Three days after the declaration of World War I MfS met to consider their response. During the war they were active in relief work and in supporting conscientious objection. The concept of the Friends Ambulance Unit was mooted in the margins of that meeting, and though never officially adopted as an MfS initiative, received great support.

Since then MfS has continued to address social issues such as support for those in prison, those suffering mental illness, relief, response to war and more recently same sex marriage.  In 1997 MfS revived the practice of maintaining a register of Friends before the courts or imprisoned for matters of conscience. 

There have been a number of constitutional changes in recent years. In 1965 Yearly Meeting decided that representation should be more diverse and more local, and representatives were nominated from Monthly (now Area) Meetings.  More significantly, Yearly Meeting established a separate trustee body in 2006, in the light of charity law changes, relieving MfS of some of its duties and asking it to focus on visionary and strategic issues.

MfS continues to attempt to fulfil the functions defined by Yearly Meeting in 1883.

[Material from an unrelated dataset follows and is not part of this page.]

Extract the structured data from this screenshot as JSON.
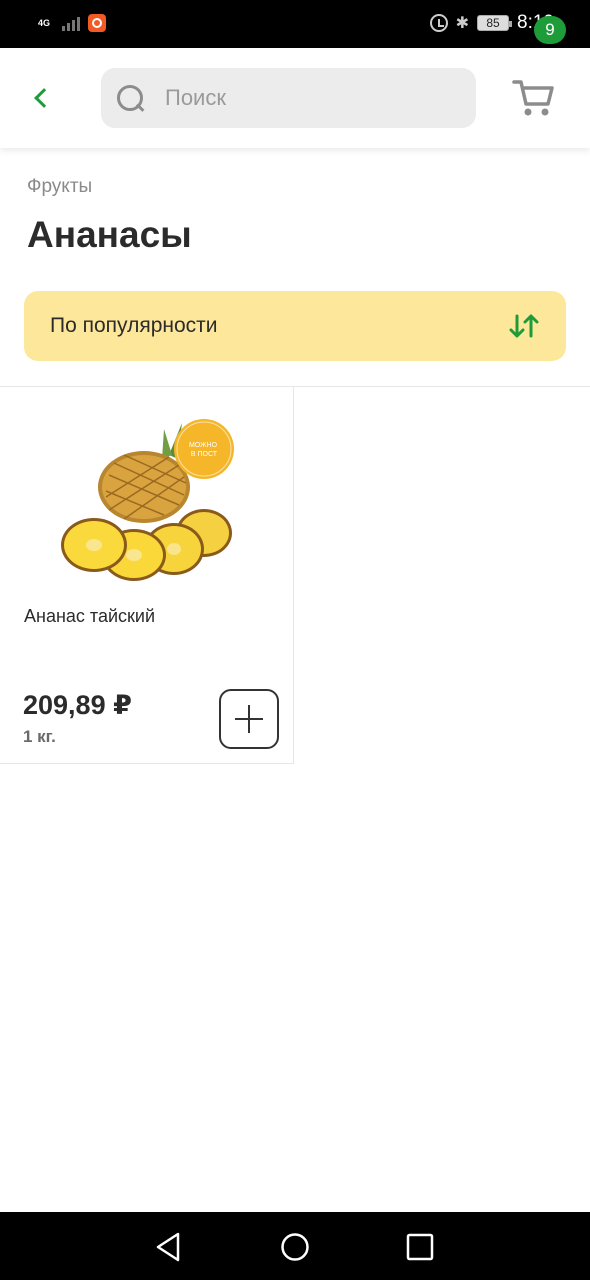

A standing committee of this meeting...entrusted with a general care of whatever may arise during the intervals of this Meeting, affecting our religious society and requiring immediate attention’.